Are you feeling stretched to your maximum attending to the competing demands in your life? With all that you have to do is it difficult to choose a right course of action? Once you have chosen, are you able to see and take your next step?
If you frequently find yourself feeling frazzled and overwhelmed,
it’s time to take action to bring your nervous system back into
balance. — Helpguide.org
Feeling pulled between multiple agendas in a highly uncertain world increases the volume and complexity of our choices as well as the level of our stress. We know that a moderate degree of stress is helpful to halt inertia and stimulate both motivation and action. However, the high levels of stress I witness in both my individual coaching sessions as well as my clients’ workplaces is unhealthy and unproductive.
Unfortunately, toxic workplaces are still today’s norm rather than exception. When such high levels of stress are sustained over long periods of time, our “fight-or-flight” switch is always turned on meaning the body’s defenses run in overdrive all the time. This overload on our nervous system results in a host of symptoms. Use the checklist below to rate your own signs of stress by placing an X in front of those symptoms currently present for you.
Given the fact that stressors — major life changes, financial problems, uncertainty, and relationship difficulties — are shared by everyone, most people check from 0 to 6 items. If you find yourself checking 10 or more items, then very likely your stress level is too high and your physical and mental health are impaired.

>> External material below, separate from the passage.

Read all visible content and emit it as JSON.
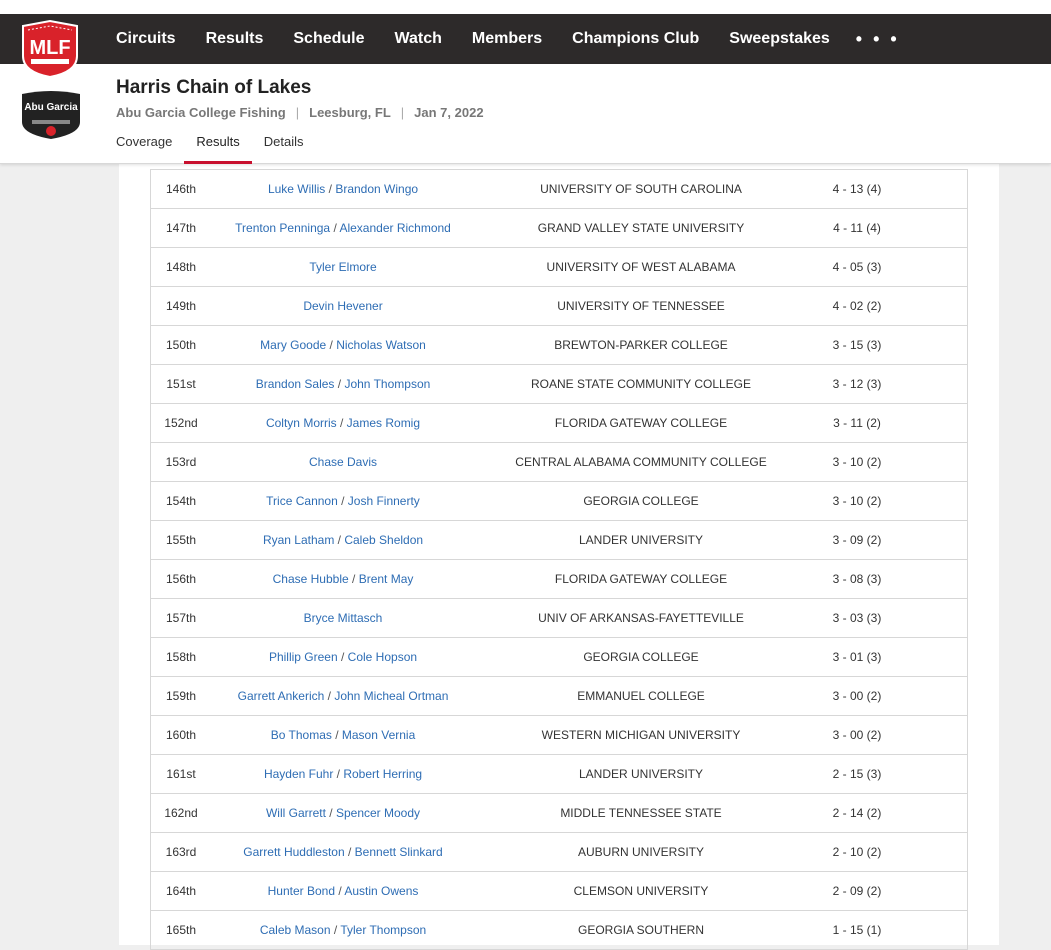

The healthcare industry is well aware of the societal benefits of flourishing health (Keyes 2007) for individuals:
In its constitution, the World Health Organization (WHO) defines mental health as “a state of well-being in which the individual realizes his or her own potential, can cope with normal stresses of life, can work productively and fruitfully, and is able to make a contribution to her or his own community.”
In keeping with WHO’s picture of mental health, below are five activities to keep you healthy and happy.
In my own life, I find awareness meditation to be the single most effective tool for both reducing stress and embracing uncertainty. The heart meditation below is helpful in stilling the ever-chattering ‘monkey’ mind, in quieting anxious energy in the body and in releasing the grip of past emotional events. With the space created from meditation, I am able to calmly and clearly confront the uncertainties in my world.
Find a quiet place to practice. Be sure your body is comfortable. If sitting cross-legged is too restrictive (which is the case for most meditators), then sit in a chair or lie down. All three rounds of this meditation are repeated silently over a period of 30 to 60 minutes. If this is your first attempt at meditation, then I suggest you set your timer for 30 minutes.
Begin by watching your breath as it enters and exits the tips of your nostrils on the inhale and exhale. As the breath’s rhythm settles, gently draw the inhaled breath into your heart space. Silently repeat the following phrases in conjunction with your breath.
Upon completion of your meditation, notice the differences in your body, mind and emotional experience. You may wish to journal about your present moment awareness. I usually start with this trigger: “I am aware of . . . .” Write about how you feel inside — spiritually, physically, emotionally. What experiences or insights emerged? What did you learn about yourself?
Source: Keyes, C. L. 2007. Promoting and protecting mental health as flourishing: a complementary strategy for improving national mental health, The American Psychologist, Feb-Mar:62(2):95-108.